The response has to be every entry, printed word for word.

[Supplied material — start]

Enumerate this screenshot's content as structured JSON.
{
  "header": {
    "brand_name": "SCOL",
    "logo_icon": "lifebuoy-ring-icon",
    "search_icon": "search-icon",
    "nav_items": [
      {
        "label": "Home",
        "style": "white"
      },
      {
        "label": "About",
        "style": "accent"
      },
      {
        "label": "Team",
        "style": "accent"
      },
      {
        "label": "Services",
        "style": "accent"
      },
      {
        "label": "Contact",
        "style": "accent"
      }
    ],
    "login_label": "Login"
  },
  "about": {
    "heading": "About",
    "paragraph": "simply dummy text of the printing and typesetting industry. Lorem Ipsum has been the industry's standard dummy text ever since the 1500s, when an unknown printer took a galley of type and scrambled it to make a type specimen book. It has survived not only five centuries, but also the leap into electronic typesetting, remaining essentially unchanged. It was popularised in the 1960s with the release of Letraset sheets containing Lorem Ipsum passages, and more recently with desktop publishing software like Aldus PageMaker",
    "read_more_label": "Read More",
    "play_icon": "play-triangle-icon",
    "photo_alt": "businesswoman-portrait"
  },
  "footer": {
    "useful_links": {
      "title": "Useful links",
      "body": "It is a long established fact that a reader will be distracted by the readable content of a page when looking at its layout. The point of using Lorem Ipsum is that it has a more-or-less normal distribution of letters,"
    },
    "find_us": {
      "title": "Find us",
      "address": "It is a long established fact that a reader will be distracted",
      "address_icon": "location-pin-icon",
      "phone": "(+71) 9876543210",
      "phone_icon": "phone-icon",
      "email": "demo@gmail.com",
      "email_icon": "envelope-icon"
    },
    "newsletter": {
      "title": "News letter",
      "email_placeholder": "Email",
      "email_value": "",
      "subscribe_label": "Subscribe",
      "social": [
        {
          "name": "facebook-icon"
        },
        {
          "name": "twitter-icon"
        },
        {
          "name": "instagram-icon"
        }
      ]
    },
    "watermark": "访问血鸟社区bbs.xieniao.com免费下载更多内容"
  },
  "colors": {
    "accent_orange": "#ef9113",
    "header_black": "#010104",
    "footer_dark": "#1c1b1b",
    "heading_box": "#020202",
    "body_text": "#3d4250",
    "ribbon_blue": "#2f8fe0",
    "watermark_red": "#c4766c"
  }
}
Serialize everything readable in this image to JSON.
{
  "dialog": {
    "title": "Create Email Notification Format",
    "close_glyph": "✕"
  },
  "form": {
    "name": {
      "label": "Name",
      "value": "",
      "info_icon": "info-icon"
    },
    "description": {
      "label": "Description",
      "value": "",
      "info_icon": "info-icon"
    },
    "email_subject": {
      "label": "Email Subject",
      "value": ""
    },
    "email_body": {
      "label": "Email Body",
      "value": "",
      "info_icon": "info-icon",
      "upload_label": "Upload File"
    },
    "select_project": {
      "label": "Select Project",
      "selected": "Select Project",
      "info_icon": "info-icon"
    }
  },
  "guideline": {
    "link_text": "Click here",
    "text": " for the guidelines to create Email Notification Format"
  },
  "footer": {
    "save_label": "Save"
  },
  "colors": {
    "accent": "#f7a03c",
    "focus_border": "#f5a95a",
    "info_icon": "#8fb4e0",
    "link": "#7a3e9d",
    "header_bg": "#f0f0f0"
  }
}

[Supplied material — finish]

• [Response to the exercise]:
Enumerate this screenshot's content as structured JSON.
{
  "header": {
    "brand_name": "SCOL",
    "logo_icon": "lifebuoy-ring-icon",
    "search_icon": "search-icon",
    "nav_items": [
      {
        "label": "Home",
        "style": "white"
      },
      {
        "label": "About",
        "style": "accent"
      },
      {
        "label": "Team",
        "style": "accent"
      },
      {
        "label": "Services",
        "style": "accent"
      },
      {
        "label": "Contact",
        "style": "accent"
      }
    ],
    "login_label": "Login"
  },
  "about": {
    "heading": "About",
    "paragraph": "simply dummy text of the printing and typesetting industry. Lorem Ipsum has been the industry's standard dummy text ever since the 1500s, when an unknown printer took a galley of type and scrambled it to make a type specimen book. It has survived not only five centuries, but also the leap into electronic typesetting, remaining essentially unchanged. It was popularised in the 1960s with the release of Letraset sheets containing Lorem Ipsum passages, and more recently with desktop publishing software like Aldus PageMaker",
    "read_more_label": "Read More",
    "play_icon": "play-triangle-icon",
    "photo_alt": "businesswoman-portrait"
  },
  "footer": {
    "useful_links": {
      "title": "Useful links",
      "body": "It is a long established fact that a reader will be distracted by the readable content of a page when looking at its layout. The point of using Lorem Ipsum is that it has a more-or-less normal distribution of letters,"
    },
    "find_us": {
      "title": "Find us",
      "address": "It is a long established fact that a reader will be distracted",
      "address_icon": "location-pin-icon",
      "phone": "(+71) 9876543210",
      "phone_icon": "phone-icon",
      "email": "demo@gmail.com",
      "email_icon": "envelope-icon"
    },
    "newsletter": {
      "title": "News letter",
      "email_placeholder": "Email",
      "email_value": "",
      "subscribe_label": "Subscribe",
      "social": [
        {
          "name": "facebook-icon"
        },
        {
          "name": "twitter-icon"
        },
        {
          "name": "instagram-icon"
        }
      ]
    },
    "watermark": "访问血鸟社区bbs.xieniao.com免费下载更多内容"
  },
  "colors": {
    "accent_orange": "#ef9113",
    "header_black": "#010104",
    "footer_dark": "#1c1b1b",
    "heading_box": "#020202",
    "body_text": "#3d4250",
    "ribbon_blue": "#2f8fe0",
    "watermark_red": "#c4766c"
  }
}
Serialize everything readable in this image to JSON.
{
  "dialog": {
    "title": "Create Email Notification Format",
    "close_glyph": "✕"
  },
  "form": {
    "name": {
      "label": "Name",
      "value": "",
      "info_icon": "info-icon"
    },
    "description": {
      "label": "Description",
      "value": "",
      "info_icon": "info-icon"
    },
    "email_subject": {
      "label": "Email Subject",
      "value": ""
    },
    "email_body": {
      "label": "Email Body",
      "value": "",
      "info_icon": "info-icon",
      "upload_label": "Upload File"
    },
    "select_project": {
      "label": "Select Project",
      "selected": "Select Project",
      "info_icon": "info-icon"
    }
  },
  "guideline": {
    "link_text": "Click here",
    "text": " for the guidelines to create Email Notification Format"
  },
  "footer": {
    "save_label": "Save"
  },
  "colors": {
    "accent": "#f7a03c",
    "focus_border": "#f5a95a",
    "info_icon": "#8fb4e0",
    "link": "#7a3e9d",
    "header_bg": "#f0f0f0"
  }
}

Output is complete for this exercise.